Firefighter Kyle Boutin from Station 374 Trail demonstrates a self-rescue technique called the upper floor exit or window hang. Escape steps include locating an upper floor window, making it into a “door” then rolling out in an upright drop. Sheri Regnier photo

Firefighter Kyle Boutin from Station 374 Trail demonstrates a self-rescue technique called the upper floor exit or window hang. Escape steps include locating an upper floor window, making it into a “door” then rolling out in an upright drop. Sheri Regnier photo

A matter of life and death: Trail firefighters sharpen self-rescue skills

The Fire Ground Survival Program is available through the IAFF and BC Professional Firefighters

How does a six-foot-two firefighter – carrying 65 pounds of rescue equipment – fit through a two-foot by two-foot square?

It certainly isn’t by leaving anything to chance – it’s through hard core survival training.

In cooperation with the BC Professional Firefighters and the IAFF (International Association of Firefighters), career firefighters with Station 374 Trail were able to practice critical life-saving techniques last week using a trailer of props and tools through the Fire Ground Survival Program.

What it comes down to is repetition, says Lee DePellegrin, Trail firefighters president, IAFF Local 941.

Repetition leads to muscle memory and muscle memory leads to confidence – which is the key outcome in self-rescue training.

“Over the years, studies have been done on firefighter deaths and what causes us to die in fires,” DePellegrin said.

“A lot of it is due to needing to be able to self rescue, because if we get trapped in a room or in a house or structure where we need to be able to get out and there’s no time to get out by following the hose back – we need to teach our members how to do ladder bail outs (for example). It’s a quick way to get out.”
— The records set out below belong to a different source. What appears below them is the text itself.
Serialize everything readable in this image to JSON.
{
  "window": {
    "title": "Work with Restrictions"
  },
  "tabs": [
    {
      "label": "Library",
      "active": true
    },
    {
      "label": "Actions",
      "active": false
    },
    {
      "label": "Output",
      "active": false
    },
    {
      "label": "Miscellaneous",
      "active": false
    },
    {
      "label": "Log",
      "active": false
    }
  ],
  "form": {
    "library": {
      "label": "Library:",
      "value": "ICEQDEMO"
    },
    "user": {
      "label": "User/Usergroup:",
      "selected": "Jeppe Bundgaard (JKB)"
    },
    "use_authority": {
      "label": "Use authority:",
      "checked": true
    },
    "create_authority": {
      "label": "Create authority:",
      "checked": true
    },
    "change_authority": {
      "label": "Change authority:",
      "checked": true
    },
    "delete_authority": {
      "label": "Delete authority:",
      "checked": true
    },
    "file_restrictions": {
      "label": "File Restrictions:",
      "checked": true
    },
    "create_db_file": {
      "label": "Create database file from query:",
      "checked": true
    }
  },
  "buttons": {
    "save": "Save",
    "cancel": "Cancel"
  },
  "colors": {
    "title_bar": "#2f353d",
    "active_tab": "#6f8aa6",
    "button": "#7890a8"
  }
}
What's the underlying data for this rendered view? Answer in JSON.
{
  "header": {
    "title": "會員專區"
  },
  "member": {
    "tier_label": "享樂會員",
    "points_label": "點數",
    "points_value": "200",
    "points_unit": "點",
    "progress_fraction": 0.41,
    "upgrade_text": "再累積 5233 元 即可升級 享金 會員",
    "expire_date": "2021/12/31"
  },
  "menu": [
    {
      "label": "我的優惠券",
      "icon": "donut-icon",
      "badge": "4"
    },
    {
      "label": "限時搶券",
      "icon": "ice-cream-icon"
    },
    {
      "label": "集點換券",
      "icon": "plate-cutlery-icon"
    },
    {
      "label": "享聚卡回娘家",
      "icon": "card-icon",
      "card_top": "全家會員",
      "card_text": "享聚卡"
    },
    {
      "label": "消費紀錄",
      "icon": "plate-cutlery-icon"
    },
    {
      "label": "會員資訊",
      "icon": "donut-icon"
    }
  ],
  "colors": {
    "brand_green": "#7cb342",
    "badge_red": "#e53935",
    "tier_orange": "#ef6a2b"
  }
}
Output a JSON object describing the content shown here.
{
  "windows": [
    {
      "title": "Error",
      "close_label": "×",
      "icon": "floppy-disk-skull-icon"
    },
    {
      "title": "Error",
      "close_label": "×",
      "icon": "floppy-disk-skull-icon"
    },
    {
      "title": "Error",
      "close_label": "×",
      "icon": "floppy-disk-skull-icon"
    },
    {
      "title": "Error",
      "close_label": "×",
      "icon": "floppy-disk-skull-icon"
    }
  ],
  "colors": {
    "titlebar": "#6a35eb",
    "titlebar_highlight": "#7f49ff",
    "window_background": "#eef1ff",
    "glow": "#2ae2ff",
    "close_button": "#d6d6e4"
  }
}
The IAFF trailer is a resource that must be booked, but comes at no-cost as it enables all B.C. firefighters to sharpen their self-rescue skills to the same standard. One prop looks like an enclosed duct with all kinds of wires hanging within. This gives the firefighter an opportunity to practice disentanglement, because falling wires in a structure fire is a hazard that has caused the death of at least two firefighters. Another tool allows a mock escape, or window hang, from an upper floor exit. Escape steps are outlined on a prop which notes the death of two firefighters and the injury of four others in January 2005 when they were forced to exit through fourth floor windows.

The SCBA (Self-contained Breathing Apparatus) familiarization is another technique the trailer outlines as “Breathe – Organize – Act.” In December 2003 when a firefighter was killed in a furniture warehouse, he was found with his face piece removed and air remaining in his apparatus.

Finally – and quite an impressive drill to observe – is the wall breach, or “option of last resort.”

Clad in bulky turnout gear, the firefighter learns how to escape fire by kicking a hole through a wall and exiting through the opening, which can be quite small. The drill provides practice for SCBA removal and other maneuvers. The prop notes in February 2005, a 39-year old captain died after being trapped by the partial roof collapse of a vacant one-story wood frame dwelling.

“A lot of the larger departments have training props and training facilities to hone their skills,” DePellegrin explained. “Whereas before, we’ve would have to build or buy props like this. They (IAFF) want everyone, all firefighters across B.C., to have availability to the same equipment, so it teaches us all the same skills.”

He says the training is for low frequency but high risk events.

“We don’t get a lot of structure fires,” DePellegrin noted. “It’s not everyday that we go in to a fire and not in every structure fire does a firefighter get trapped. But when a firefighter does get trapped we need to be able to act quickly because death can be within minutes.”

The trailer can be booked throughout the year so when it comes to the community, fire crews can plan to train for the allotted amount of time.

“We want to make sure all our firefighters are trained to the highest level to be able to self-rescue,” DePellegrin added. “And there is no cost to our employer to bring this in and do our training.”

Captain and Regional Training Officer Glen Gallamore presented his activity summary to East End directors during their April 10 committee meeting.

“Kootenay Boundary Regional Fire Rescue members continue to show great dedication to our communities,” Gallamore reported. “In addition to responding to 1,864 incidents, members completed 8,244 training hours, up from 6,728 training hours in 2017.”

The fire department is under the direction of Regional Fire Chief Dan Derby with 14 career firefighters and 98 paid-on-call firefighters.

 

Escape continues …

Escape continues …

Down the ladder …

Down the ladder …